06.26.09 4:48 PM ET
The First "Neverland"
When I visited Hayvenhurst in 2001, even eight years before his death, the house seemed haunted by Michael Jackson. Rolling through the iron gates, I passed the unoccupied guard station, which had cobwebs on it, and the video monitors were all off. In the driveway was a collection of fancy cars that seemed to have been bought at least a decade before—a big-engined BMW sat under a blanket with logs on top. The fountain in the front yard was dry and choked with dead leaves. Behind the Disney-like façade of a faux candy store nearby, all the goodie-jars were empty, the ice cream sundae bar dusty.
Two years of renovations brought to Hayvenhurst a Japanese koi pond, a movie theater, and a six foot-tall Snow White and the Seven Dwarfs diorama.

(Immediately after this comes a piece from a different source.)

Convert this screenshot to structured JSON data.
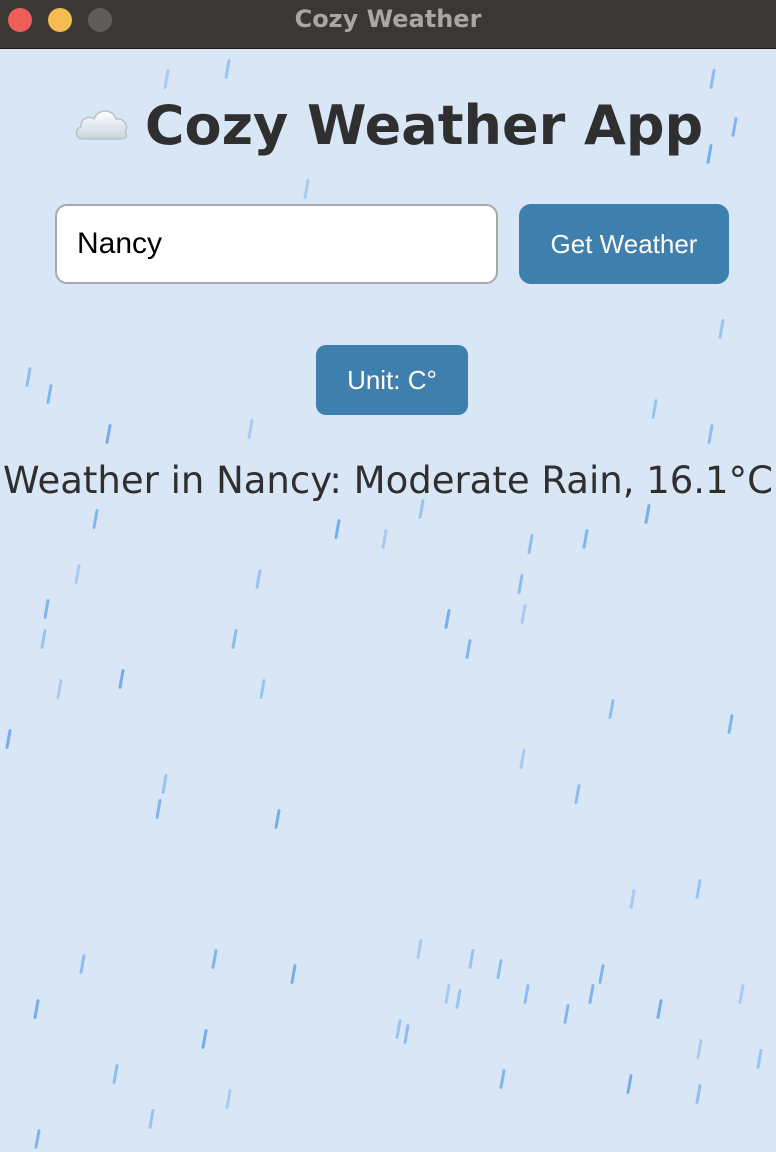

The only Jackson—the only person, actually—there that day was Jermaine, who showed me around the much-in-need-of-upkeep-proto Neverland. Joe, the family patriarch, hadn’t lived there since 1994’s Northridge earthquake; the old man was so petrified of dying in “the big one” that he had decamped for Vegas. Michael had moved to Neverland Ranch—a two-hour drive to the west—in 1988, the year he turned 30. His father only learned that Michael was leaving when he saw a report about it on Entertainment Tonight. This was typical Jackson family communication, which only got worse after Michael left this house.
Hayvenhurst, as the mock-Tudor spread in Encino is known, was the first home of the superstar solo artist Michael Jackson of our imagination. It’s where he lived when his two true masterpieces, Off the Wall and Thriller, were released. The interview for his first Rolling Stone cover was conducted there; he recuperated from his first nose job there. Until he got too ornery, Bubbles the Chimpanzee resided at Hayvenhurst, as did the entire Jackson family. Joe had bought the place in 1971, but Joe being Joe, he made some lousy investments. In a sign of a family dynamic that would repeat itself constantly in Michael’s life, the successful son bailed out the old man—and bought him out of the house. Only then, in the early '80s, was the true Michael Jackson aesthetic revealed: Two years of renovations brought to Hayvenhurst a Japanese koi pond, a movie theater, and a six foot-tall Snow White and the Seven Dwarfs diorama.
I had flown out there to find out whether Jermaine would be showing up for Michael’s upcoming 30th Anniversary Celebration: The Solo Years at Madison Square Garden. Hayvenhurst was now Jermaine’s place, even though his brother’s name was on the deed. Since it was Michael who was usually canceling shows at the last minute, and scotching plans for reunions with his brothers, it seemed fitting that Jermaine, the original singer of the Jackson Five, and the second-most-talented Jackson brother, was finally getting to exert some muscle and put the planned Jackson Five onstage reunion in doubt. “The show is going forward without me,” Jermaine declared. He and youngest brother Randy had put out a press release saying that they weren’t coming. Jermaine and Randy had been battling with show promoter David Gest over money: The highest ticket prices were going for $5,000, but the brothers were being offered a mere $1,200 each to perform. Jermaine seemed so hurt, and he kept telling me that the problem could be resolved if only he could talk to Michael instead of Gest. But he seemed not to have the slightest idea of how he could even get in touch with his own brother, who, in the old days, used to share hotel beds with him on the road.
The most heart-wrenching thing I remember was Jermaine’s jeans. They were too acid-washed to be stylish. He had personally painted on them, with a childlike loopy scrawl in neon-colored rubber puff-pen, the titles of all of Michael’s biggest hits—"Thriller," "Billie Jean," "Bad." He said that he’d lost 30 pounds running around Balboa Park and drinking Jamba Juices to prepare for the big reunion; he’d bought a brand-new purple-and-silver bass for the gig. And despite this, he had no harsh words for his brother. “Michael is the most loving person,” he told me. “If you want something, he’ll give it to you. Busloads go out to the ranch all the time. If someone is dying and their last wish is to meet him, they’ll go. I try to get my kids out there, but we can’t get out there because it’s booked for underprivileged this and that. That’s what he built it for.”
In the end, Jermaine got what he needed to show up. On the stage of Madison Square Garden, Michael stood in front of his brothers, all of whom looked older, a little chunkier, but the same black guys they were years before as a band. Michael, in his silver sequined jacket, however, looked like a frail old white woman dressed up for a fancy luncheon. One of the saddest, most beautiful things I’d ever seen was when the beat of “I Want You Back” started pumping, and those brothers—Michael too—launched into their original Motown choreography, all those dips and bows and hand rolls in unison. At least on stage, the brothers were still so tight.
Andrew Goldman, a contributing editor at Elle and New York magazine, lives in Brooklyn with his family.